This past weekend I gave the keynote address at the American Cleft Palate-Craniofacial Association meeting in Chicago. My talk was entitled "Facing History: Understanding Craniofacial Care in a Broader Cultural Context." I spoke about how there are common threads running throughout the personal narratives of people born with atypical anatomies, one of them being that what others see as simple "deformities" or sources of stigma are often experienced as livable, integral parts of subjects' lives.
The meeting was great; I learned so much from talking with the professional care providers for craniofacial anomalies! Here are a few of the things they know that those of us working to help families dealing with intersex need to know:
In 2004 ISNA’s energies are focused on reforming U.S. medical education with regard to intersex.
The following letter was published as Chase, Cheryl. 1993. Letters from Readers. The Sciences, July/August, 3.

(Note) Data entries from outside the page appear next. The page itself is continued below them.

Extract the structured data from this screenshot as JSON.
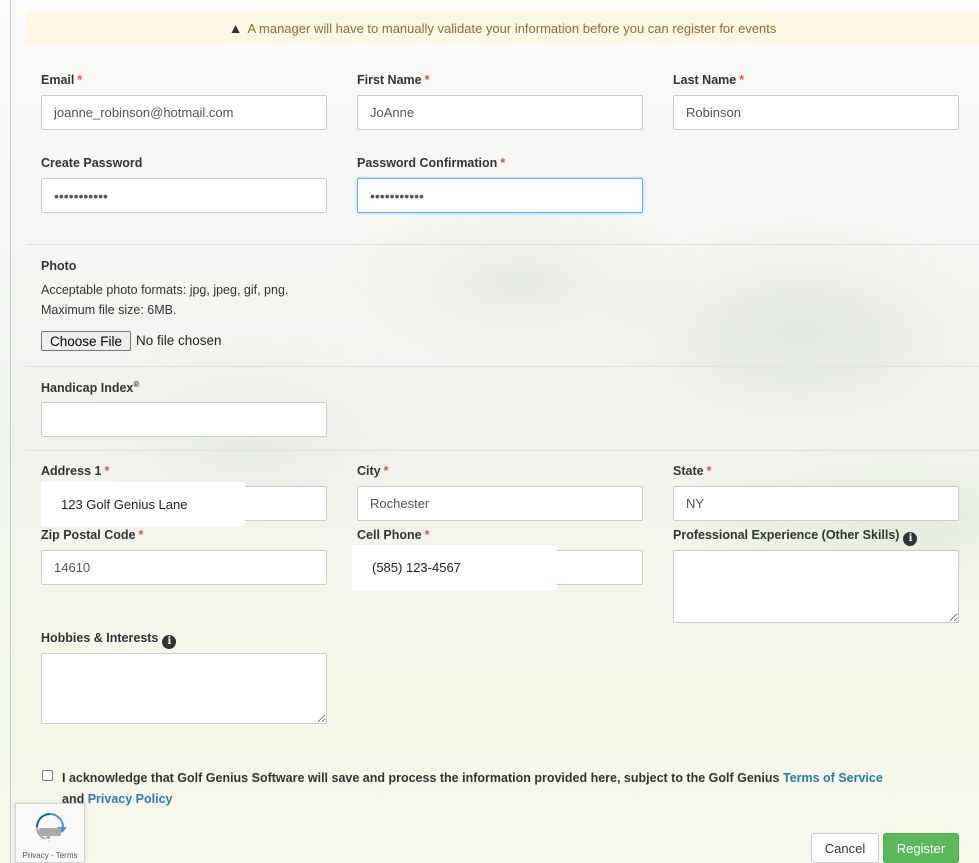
{
  "alert": {
    "icon": "warning-icon",
    "text": "A manager will have to manually validate your information before you can register for events"
  },
  "email": {
    "label": "Email",
    "value": "joanne_robinson@hotmail.com"
  },
  "first_name": {
    "label": "First Name",
    "value": "JoAnne"
  },
  "last_name": {
    "label": "Last Name",
    "value": "Robinson"
  },
  "create_password": {
    "label": "Create Password",
    "value": "•••••••••••"
  },
  "password_confirmation": {
    "label": "Password Confirmation",
    "value": "•••••••••••"
  },
  "photo": {
    "label": "Photo",
    "formats_text": "Acceptable photo formats: jpg, jpeg, gif, png.",
    "size_text": "Maximum file size: 6MB.",
    "choose_button": "Choose File",
    "status": "No file chosen"
  },
  "handicap": {
    "label": "Handicap Index",
    "mark": "®",
    "value": ""
  },
  "address1": {
    "label": "Address 1",
    "value": "123 Golf Genius Lane"
  },
  "city": {
    "label": "City",
    "value": "Rochester"
  },
  "state": {
    "label": "State",
    "value": "NY"
  },
  "zip": {
    "label": "Zip Postal Code",
    "value": "14610"
  },
  "cell_phone": {
    "label": "Cell Phone",
    "value": "(585) 123-4567"
  },
  "experience": {
    "label": "Professional Experience (Other Skills)",
    "value": ""
  },
  "hobbies": {
    "label": "Hobbies & Interests",
    "value": ""
  },
  "required_mark": "*",
  "info_glyph": "i",
  "acknowledge": {
    "text_part1": "I acknowledge that Golf Genius Software will save and process the information provided here, subject to the Golf Genius",
    "terms_link": "Terms of Service",
    "and": "and",
    "privacy_link": "Privacy Policy",
    "checked": false
  },
  "recaptcha": {
    "terms": "Privacy - Terms"
  },
  "buttons": {
    "cancel": "Cancel",
    "register": "Register"
  },
  "colors": {
    "required": "#d9534f",
    "link": "#2a7ab8",
    "register_bg": "#5cb85c",
    "alert_bg": "#fcf8e3"
  }
}
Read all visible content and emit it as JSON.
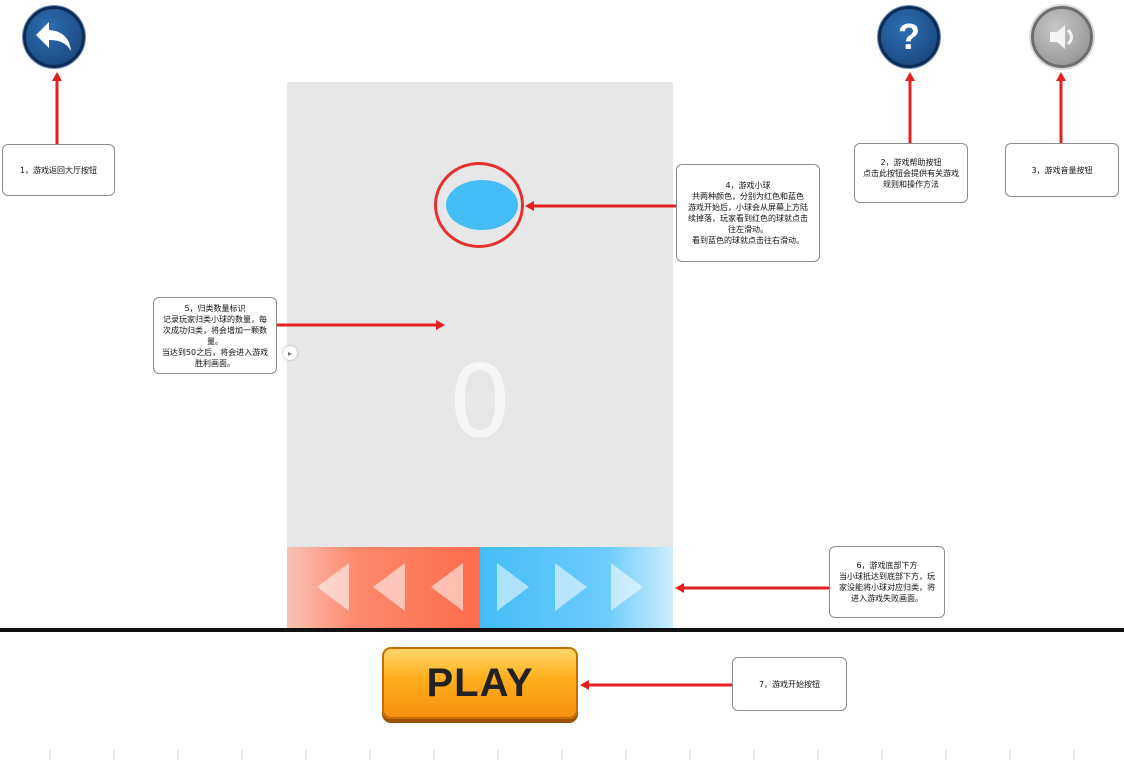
{
  "buttons": {
    "back": {
      "icon": "back-arrow-icon"
    },
    "help": {
      "icon": "question-mark-icon",
      "glyph": "?"
    },
    "sound": {
      "icon": "speaker-icon"
    },
    "play": {
      "label": "PLAY"
    }
  },
  "game": {
    "score": "0",
    "ball_color": "#44bdf7",
    "left_zone_color": "#fd6b4b",
    "right_zone_color": "#44bdf7"
  },
  "notes": {
    "back": "1，游戏返回大厅按钮",
    "help": [
      "2，游戏帮助按钮",
      "点击此按钮会提供有关游戏",
      "规则和操作方法"
    ],
    "sound": "3，游戏音量按钮",
    "ball": [
      "4，游戏小球",
      "共两种颜色，分别为红色和蓝色",
      "游戏开始后，小球会从屏幕上方陆",
      "续掉落，玩家看到红色的球就点击",
      "往左滑动。",
      "看到蓝色的球就点击往右滑动。"
    ],
    "count": [
      "5，归类数量标识",
      "记录玩家归类小球的数量，每",
      "次成功归类，将会增加一颗数",
      "量。",
      "当达到50之后，将会进入游戏",
      "胜利画面。"
    ],
    "bottom": [
      "6，游戏底部下方",
      "当小球抵达到底部下方，玩",
      "家没能将小球对应归类，将",
      "进入游戏失败画面。"
    ],
    "play": "7，游戏开始按钮"
  }
}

As an intersexual I found Anne Fausto-Sterling's "The Five Sexes" [March/April] of intense personal interest. Her willingness to question medical dogma on intersexuality is unique and refreshing. I understand that she has not had the opportunity to meet with any "corrected" intersexuals; I believe that I can provide some perspective on the experience. Surgical and hormonal treatment allows parents and doctors to imagine that they have eliminated the child's intersexuality. Unfortunately the surgery is immensely destructive of sexual sensation and of the sense of bodily integrity. Because the cosmetic result may be good, parents and doctors complacently ignore the emotional pain of the child forced into a socially acceptable gender, his/her body violated by the surgery, and again during frequent genital examinations. Many "graduates" of medical intersex corrective programs are chronically depressed, wishing vainly for the return of body parts, and suicides are not uncommon. Some are transexual, rejecting their imposed sex. Follow-up of adults to ascertain the long term outcome of intervention is conspicuously absent.